Obama’s election as America’s first black president would be a “history-making event,” said Armstrong, 63, who is black and a lifelong Democrat.

But the barber disclosed a crucial detail during a 10-minute conversation: he had supported Sen. Hillary Clinton in the Democratic primaries.

“I’m on the Obama bandwagon now,” he said, grinning with clippers in hand.  

Seated in a barber’s chair next to Armstrong, beautician Tresa Jones voiced tepid support for Obama.

“I think I – I’m not quite sure… I’m for Obama,” she said. “I’m ready for a change, and I’m not for the Republicans.”

Asked about her lukewarm endorsement, she added, “I don’t think I want McCain. I know I don’t want Sarah Palin,” she said, referring to McCain’s running mate.

At Martin’s Barbershop, Mike Martin said customers are frequently talking about the coming election. Customers’ support for McCain is running 95 percent, he said.

Martin said he respects McCain’s experience as a U.S. senator and his military service, and says he sees both as an asset compared to the first-term Democrat.

Barbara Martin seconded that observation.

“My concern about Obama is not about color. It’s about his lack of experience,” she said. “I would have voted for Colin Powell due to his experience.”

Mike Martin said his customers have also voiced concerns about Obama’s Muslim heritage due to his unusual name.

“People are saying it feels too close to other names,” Martin said, referring to the senator’s middle name, “Hussein.”

The Muslim rumor has plagued Obama during the campaign. The senator’s Kenyan-born father was a non-practicing Muslim and Obama was registered as a Muslim when attending grade school in Indonesia. But he has described himself as a “practicing Christian,” and attended church in Chicago.

“I don’t think (Obama) has anything to do with being a Muslim even though his name might sound like that,” said Armstrong, when told of the concerns at Martin’s Barbershop.

Regarding McCain’s experience, Armstrong saw that asset differently.

“He’s a little old to be running,” Armstrong said of the 72-year-old senator. “And Sarah Palin doesn’t have any experience other than being governor of Alaska.”

Asked about the most important issues, both Armstrong and Jones said they are concerned about the economy.

“It’s affected business,” Jones said of Corine’s customers.

Armstrong also listed healthcare as an important issue. “It’s one of the main – for me it’s the main issue,” he said.

Mike Martin also said customers are concerned about the economy.

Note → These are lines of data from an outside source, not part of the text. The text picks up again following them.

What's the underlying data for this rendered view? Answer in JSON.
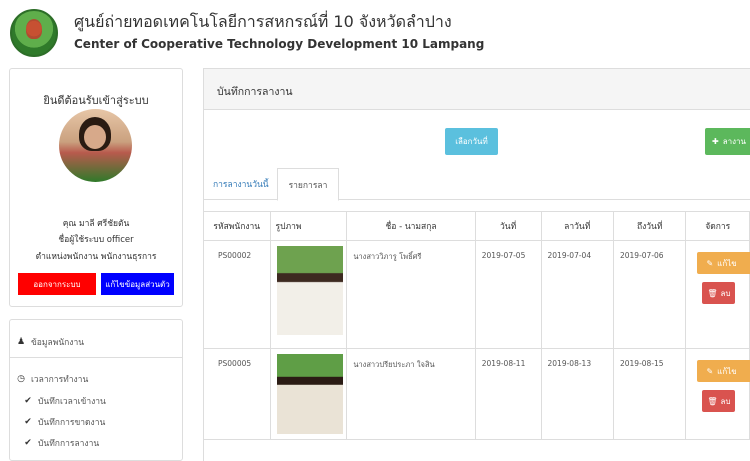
{
  "header": {
    "title_th": "ศูนย์ถ่ายทอดเทคโนโลยีการสหกรณ์ที่ 10 จังหวัดลำปาง",
    "title_en": "Center of Cooperative Technology Development 10 Lampang"
  },
  "profile": {
    "welcome": "ยินดีต้อนรับเข้าสู่ระบบ",
    "name": "คุณ มาลี ศรีชัยตัน",
    "username_line": "ชื่อผู้ใช้ระบบ officer",
    "position_line": "ตำแหน่งพนักงาน พนักงานธุรการ",
    "logout_label": "ออกจากระบบ",
    "edit_profile_label": "แก้ไขข้อมูลส่วนตัว"
  },
  "menu": {
    "employee_info": "ข้อมูลพนักงาน",
    "working_time": "เวลาการทำงาน",
    "items": [
      "บันทึกเวลาเข้างาน",
      "บันทึกการขาดงาน",
      "บันทึกการลางาน"
    ]
  },
  "panel": {
    "title": "บันทึกการลางาน",
    "select_date_label": "เลือกวันที่",
    "add_label": "ลางาน"
  },
  "tabs": [
    "การลางานวันนี้",
    "รายการลา"
  ],
  "table": {
    "headers": [
      "รหัสพนักงาน",
      "รูปภาพ",
      "ชื่อ - นามสกุล",
      "วันที่",
      "ลาวันที่",
      "ถึงวันที่",
      "จัดการ"
    ],
    "rows": [
      {
        "id": "PS00002",
        "name": "นางสาววิภารู โพธิ์ศรี",
        "date": "2019-07-05",
        "from": "2019-07-04",
        "to": "2019-07-06"
      },
      {
        "id": "PS00005",
        "name": "นางสาวปรียประภา ใจสิน",
        "date": "2019-08-11",
        "from": "2019-08-13",
        "to": "2019-08-15"
      }
    ],
    "edit_label": "แก้ไข",
    "delete_label": "ลบ"
  },
  "colors": {
    "logout": "#ff0000",
    "edit_profile": "#0000ff",
    "info_button": "#5bc0de",
    "success_button": "#5cb85c",
    "warning_button": "#f0ad4e",
    "danger_button": "#d9534f"
  }
}
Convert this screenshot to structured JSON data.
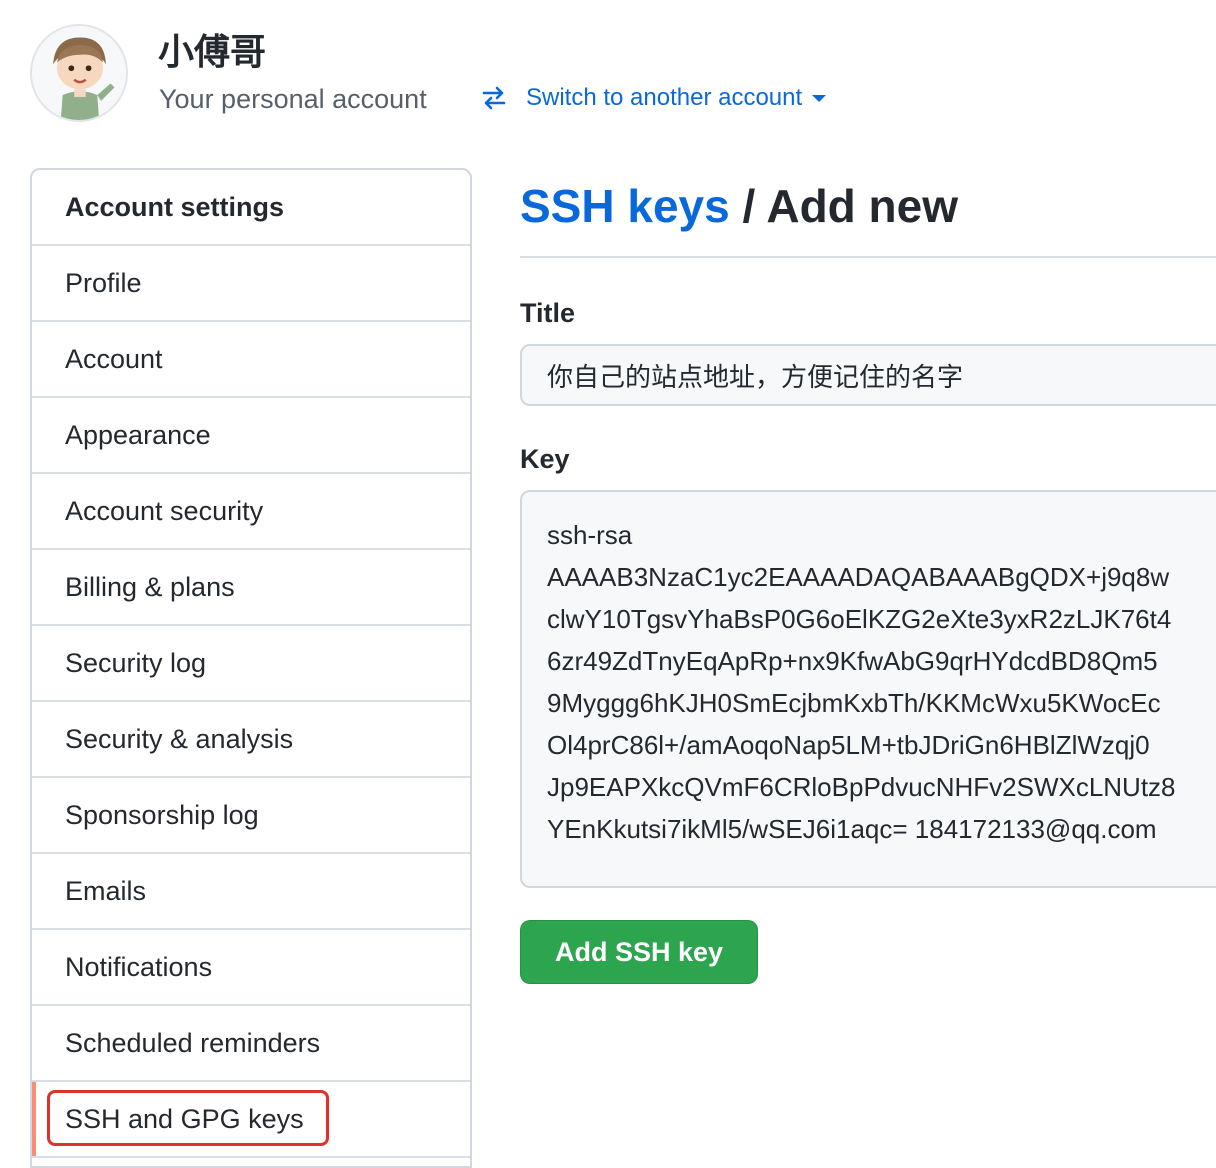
{
  "header": {
    "user_name": "小傅哥",
    "subtitle": "Your personal account",
    "switch_label": "Switch to another account"
  },
  "sidebar": {
    "heading": "Account settings",
    "items": [
      {
        "label": "Profile"
      },
      {
        "label": "Account"
      },
      {
        "label": "Appearance"
      },
      {
        "label": "Account security"
      },
      {
        "label": "Billing & plans"
      },
      {
        "label": "Security log"
      },
      {
        "label": "Security & analysis"
      },
      {
        "label": "Sponsorship log"
      },
      {
        "label": "Emails"
      },
      {
        "label": "Notifications"
      },
      {
        "label": "Scheduled reminders"
      },
      {
        "label": "SSH and GPG keys",
        "selected": true
      }
    ]
  },
  "main": {
    "breadcrumb_link": "SSH keys",
    "breadcrumb_sep": " / ",
    "breadcrumb_current": "Add new",
    "title_label": "Title",
    "title_value": "你自己的站点地址，方便记住的名字",
    "key_label": "Key",
    "key_lines": [
      "ssh-rsa",
      "AAAAB3NzaC1yc2EAAAADAQABAAABgQDX+j9q8w",
      "clwY10TgsvYhaBsP0G6oElKZG2eXte3yxR2zLJK76t4",
      "6zr49ZdTnyEqApRp+nx9KfwAbG9qrHYdcdBD8Qm5",
      "9Myggg6hKJH0SmEcjbmKxbTh/KKMcWxu5KWocEc",
      "Ol4prC86l+/amAoqoNap5LM+tbJDriGn6HBlZlWzqj0",
      "Jp9EAPXkcQVmF6CRloBpPdvucNHFv2SWXcLNUtz8",
      "YEnKkutsi7ikMl5/wSEJ6i1aqc= 184172133@qq.com"
    ],
    "submit_label": "Add SSH key"
  },
  "colors": {
    "link": "#0969da",
    "primary_button": "#2da44e",
    "selected_indicator": "#fd8c73",
    "highlight_box": "#e0312b"
  },
  "icons": {
    "switch": "arrow-switch-icon",
    "caret": "caret-down-icon",
    "avatar": "avatar"
  }
}
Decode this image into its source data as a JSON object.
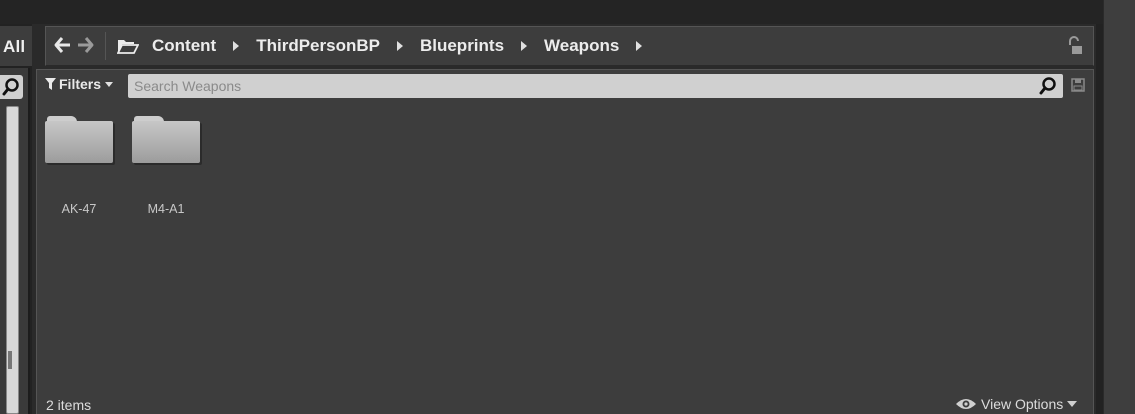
{
  "left_panel": {
    "all_label": "All"
  },
  "breadcrumb": [
    "Content",
    "ThirdPersonBP",
    "Blueprints",
    "Weapons"
  ],
  "filters": {
    "label": "Filters"
  },
  "search": {
    "placeholder": "Search Weapons",
    "value": ""
  },
  "assets": [
    {
      "name": "AK-47",
      "type": "folder"
    },
    {
      "name": "M4-A1",
      "type": "folder"
    }
  ],
  "status": {
    "item_count": "2 items"
  },
  "view_options": {
    "label": "View Options"
  },
  "icons": {
    "back": "arrow-left-icon",
    "forward": "arrow-right-icon",
    "folder": "folder-open-icon",
    "lock": "unlock-icon",
    "search": "search-icon",
    "save": "save-icon",
    "eye": "eye-icon",
    "filter": "funnel-icon"
  },
  "colors": {
    "panel": "#3d3d3d",
    "background": "#2a2a2a",
    "search_field": "#d0d0d0",
    "text": "#e6e6e6"
  }
}
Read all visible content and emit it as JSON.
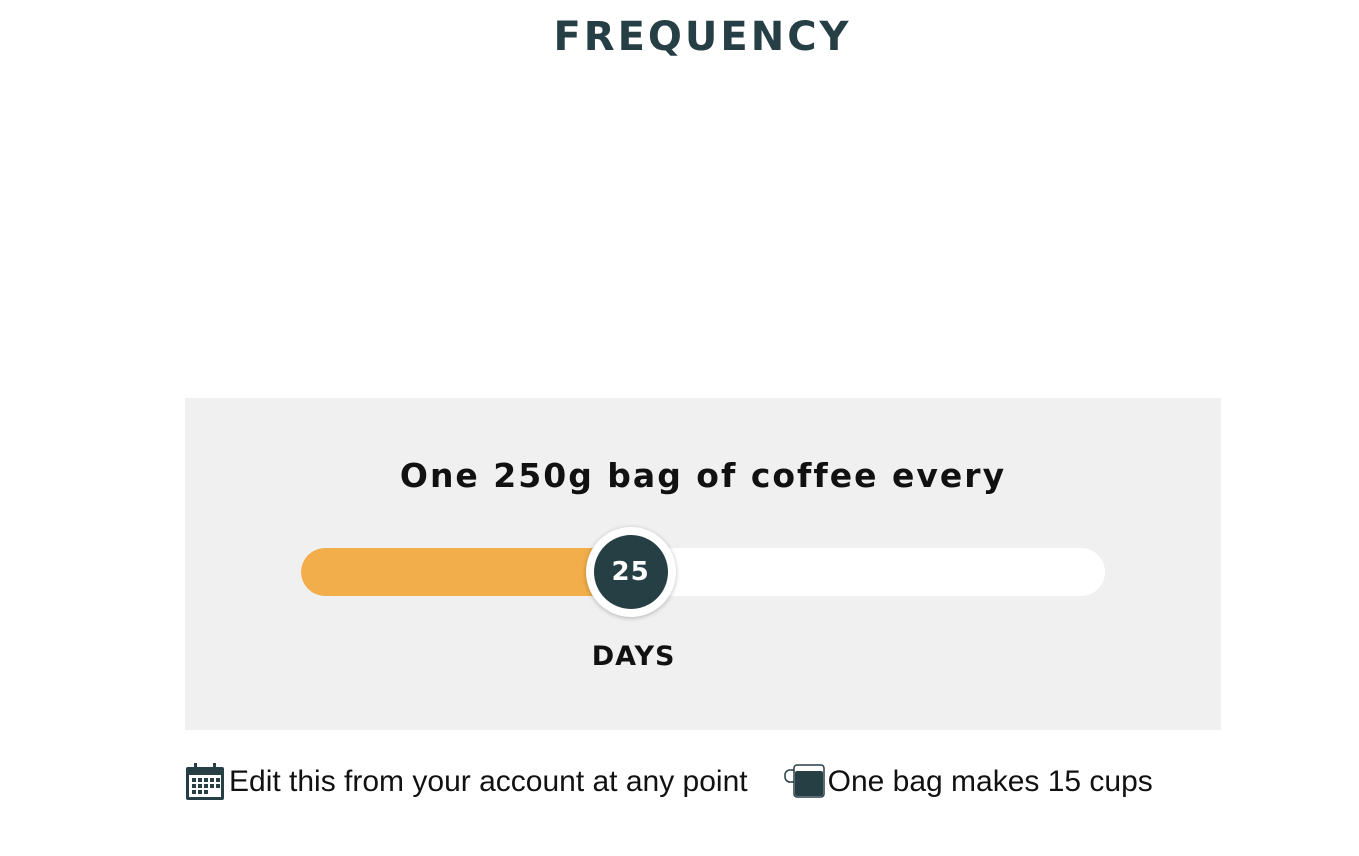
{
  "section": {
    "title": "FREQUENCY"
  },
  "frequency_panel": {
    "heading": "One 250g bag of coffee every",
    "slider": {
      "value": "25",
      "unit": "DAYS",
      "fill_fraction": 0.41
    }
  },
  "info": {
    "edit_text": "Edit this from your account at any point",
    "edit_icon": "calendar-icon",
    "cups_text": "One bag makes 15 cups",
    "cups_icon": "cup-icon"
  },
  "colors": {
    "title": "#263f45",
    "track_fill": "#f2ae4a",
    "thumb": "#263f45",
    "panel_bg": "#f0f0f0"
  }
}
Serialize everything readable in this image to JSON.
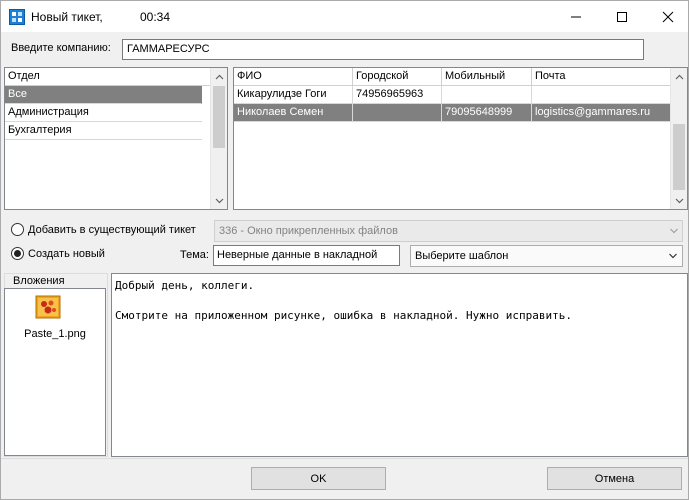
{
  "window": {
    "title": "Новый тикет,",
    "time": "00:34"
  },
  "company": {
    "label": "Введите компанию:",
    "value": "ГАММАРЕСУРС"
  },
  "departments": {
    "header": "Отдел",
    "items": [
      "Все",
      "Администрация",
      "Бухгалтерия"
    ],
    "selected_index": 0
  },
  "contacts": {
    "columns": [
      "ФИО",
      "Городской",
      "Мобильный",
      "Почта"
    ],
    "rows": [
      {
        "name": "Кикарулидзе Гоги",
        "phone": "74956965963",
        "mobile": "",
        "email": ""
      },
      {
        "name": "Николаев Семен",
        "phone": "",
        "mobile": "79095648999",
        "email": "logistics@gammares.ru"
      }
    ],
    "selected_index": 1
  },
  "options": {
    "add_existing_label": "Добавить в существующий тикет",
    "existing_ticket_value": "336 - Окно прикрепленных файлов",
    "create_new_label": "Создать новый",
    "selected": "create_new"
  },
  "subject": {
    "label": "Тема:",
    "value": "Неверные данные в накладной",
    "template_placeholder": "Выберите шаблон"
  },
  "attachments": {
    "title": "Вложения",
    "files": [
      {
        "name": "Paste_1.png",
        "icon": "image-file-icon"
      }
    ]
  },
  "message": {
    "lines": [
      "Добрый день, коллеги.",
      "",
      "Смотрите на приложенном рисунке, ошибка в накладной. Нужно исправить."
    ]
  },
  "buttons": {
    "ok": "OK",
    "cancel": "Отмена"
  },
  "colors": {
    "selection": "#808080",
    "window_bg": "#f0f0f0",
    "icon_orange": "#f2a31b",
    "icon_red": "#c62a1a"
  }
}
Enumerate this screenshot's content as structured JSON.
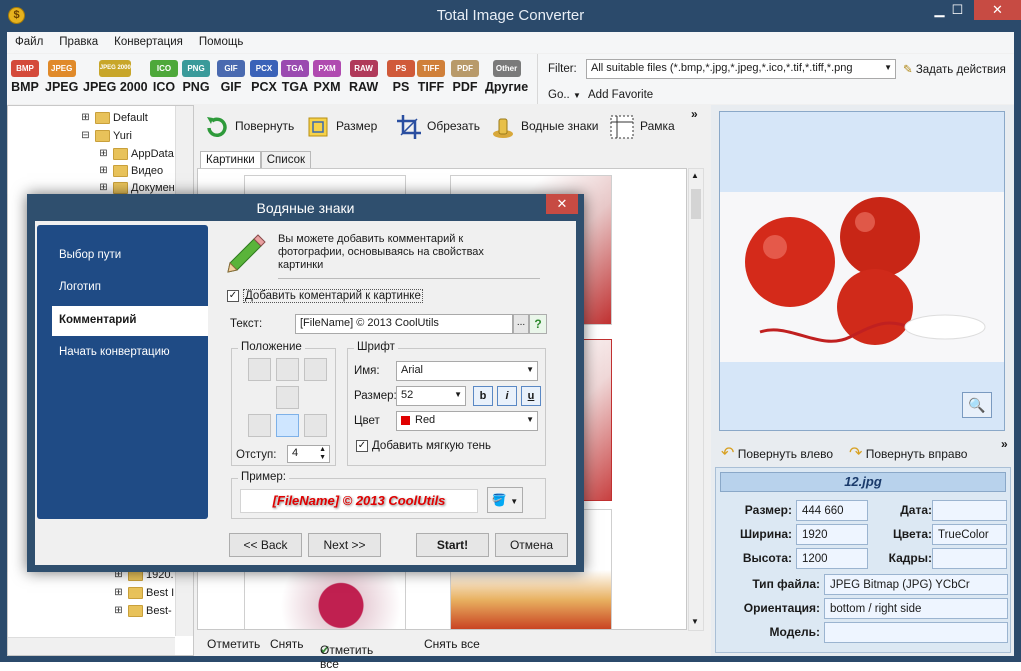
{
  "window": {
    "title": "Total Image Converter",
    "minimize": "▁",
    "maximize": "☐",
    "close": "✕"
  },
  "menu": [
    "Файл",
    "Правка",
    "Конвертация",
    "Помощь"
  ],
  "formats": [
    {
      "label": "BMP",
      "icon": "BMP",
      "color": "#d44a3a"
    },
    {
      "label": "JPEG",
      "icon": "JPEG",
      "color": "#e08a2a"
    },
    {
      "label": "JPEG 2000",
      "icon": "JPEG 2000",
      "color": "#c8a62a"
    },
    {
      "label": "ICO",
      "icon": "ICO",
      "color": "#4ea83a"
    },
    {
      "label": "PNG",
      "icon": "PNG",
      "color": "#3a9a9a"
    },
    {
      "label": "GIF",
      "icon": "GIF",
      "color": "#4a6ab0"
    },
    {
      "label": "PCX",
      "icon": "PCX",
      "color": "#3a62b8"
    },
    {
      "label": "TGA",
      "icon": "TGA",
      "color": "#9a4ab0"
    },
    {
      "label": "PXM",
      "icon": "PXM",
      "color": "#b04ab0"
    },
    {
      "label": "RAW",
      "icon": "RAW",
      "color": "#b03a5a"
    },
    {
      "label": "PS",
      "icon": "PS",
      "color": "#d05a3a"
    },
    {
      "label": "TIFF",
      "icon": "TIFF",
      "color": "#d0803a"
    },
    {
      "label": "PDF",
      "icon": "PDF",
      "color": "#b89a6a"
    },
    {
      "label": "Другие",
      "icon": "Other",
      "color": "#7a7a7a"
    }
  ],
  "filter": {
    "label": "Filter:",
    "value": "All suitable files (*.bmp,*.jpg,*.jpeg,*.ico,*.tif,*.tiff,*.png",
    "tasks": "Задать действия",
    "go": "Go..",
    "add_favorite": "Add Favorite"
  },
  "tree": [
    {
      "label": "Default",
      "expander": "⊞"
    },
    {
      "label": "Yuri",
      "expander": "⊟"
    },
    {
      "label": "AppData",
      "expander": "⊞"
    },
    {
      "label": "Видео",
      "expander": "⊞"
    },
    {
      "label": "Докумен",
      "expander": "⊞"
    },
    {
      "label": "1920.",
      "expander": "⊞"
    },
    {
      "label": "Best I",
      "expander": "⊞"
    },
    {
      "label": "Best-",
      "expander": "⊞"
    }
  ],
  "actions": [
    {
      "label": "Повернуть",
      "icon": "rotate-icon"
    },
    {
      "label": "Размер",
      "icon": "resize-icon"
    },
    {
      "label": "Обрезать",
      "icon": "crop-icon"
    },
    {
      "label": "Водные знаки",
      "icon": "watermark-icon"
    },
    {
      "label": "Рамка",
      "icon": "frame-icon"
    }
  ],
  "more": "»",
  "tabs": [
    "Картинки",
    "Список"
  ],
  "selection": {
    "mark": "Отметить",
    "unmark": "Снять",
    "mark_all": "Отметить все",
    "unmark_all": "Снять все"
  },
  "preview": {
    "rotate_left": "Повернуть влево",
    "rotate_right": "Повернуть вправо"
  },
  "info": {
    "filename": "12.jpg",
    "fields": [
      {
        "label": "Размер:",
        "value": "444 660"
      },
      {
        "label": "Дата:",
        "value": ""
      },
      {
        "label": "Ширина:",
        "value": "1920"
      },
      {
        "label": "Цвета:",
        "value": "TrueColor"
      },
      {
        "label": "Высота:",
        "value": "1200"
      },
      {
        "label": "Кадры:",
        "value": ""
      },
      {
        "label": "Тип файла:",
        "value": "JPEG Bitmap (JPG) YCbCr"
      },
      {
        "label": "Ориентация:",
        "value": "bottom / right side"
      },
      {
        "label": "Модель:",
        "value": ""
      }
    ]
  },
  "dialog": {
    "title": "Водяные знаки",
    "close": "✕",
    "steps": [
      "Выбор пути",
      "Логотип",
      "Комментарий",
      "Начать конвертацию"
    ],
    "active_step": "Комментарий",
    "intro": "Вы можете добавить комментарий к фотографии, основываясь на свойствах картинки",
    "add_comment": "Добавить коментарий к картинке",
    "text_label": "Текст:",
    "text_value": "[FileName] © 2013 CoolUtils",
    "text_more": "...",
    "text_help": "?",
    "position_label": "Положение",
    "indent_label": "Отступ:",
    "indent_value": "4",
    "font_group": "Шрифт",
    "font_name_label": "Имя:",
    "font_name": "Arial",
    "font_size_label": "Размер:",
    "font_size": "52",
    "bold": "b",
    "italic": "i",
    "underline": "u",
    "color_label": "Цвет",
    "color_value": "Red",
    "color_hex": "#e00000",
    "shadow": "Добавить мягкую тень",
    "sample_label": "Пример:",
    "sample_text": "[FileName] © 2013 CoolUtils",
    "back": "<< Back",
    "next": "Next >>",
    "start": "Start!",
    "cancel": "Отмена"
  }
}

“It might get worse before it gets better,” he said. “But Obama is saying he can solve every problem in the whole country. I don’t see how you can do that and not raise taxes.”

Armstrong agreed that Obama’s election would mark a milestone for the United States, but he would view the loss on November 4 as the country’s will.

“I look to a higher power. He’s in control,” Armstrong said.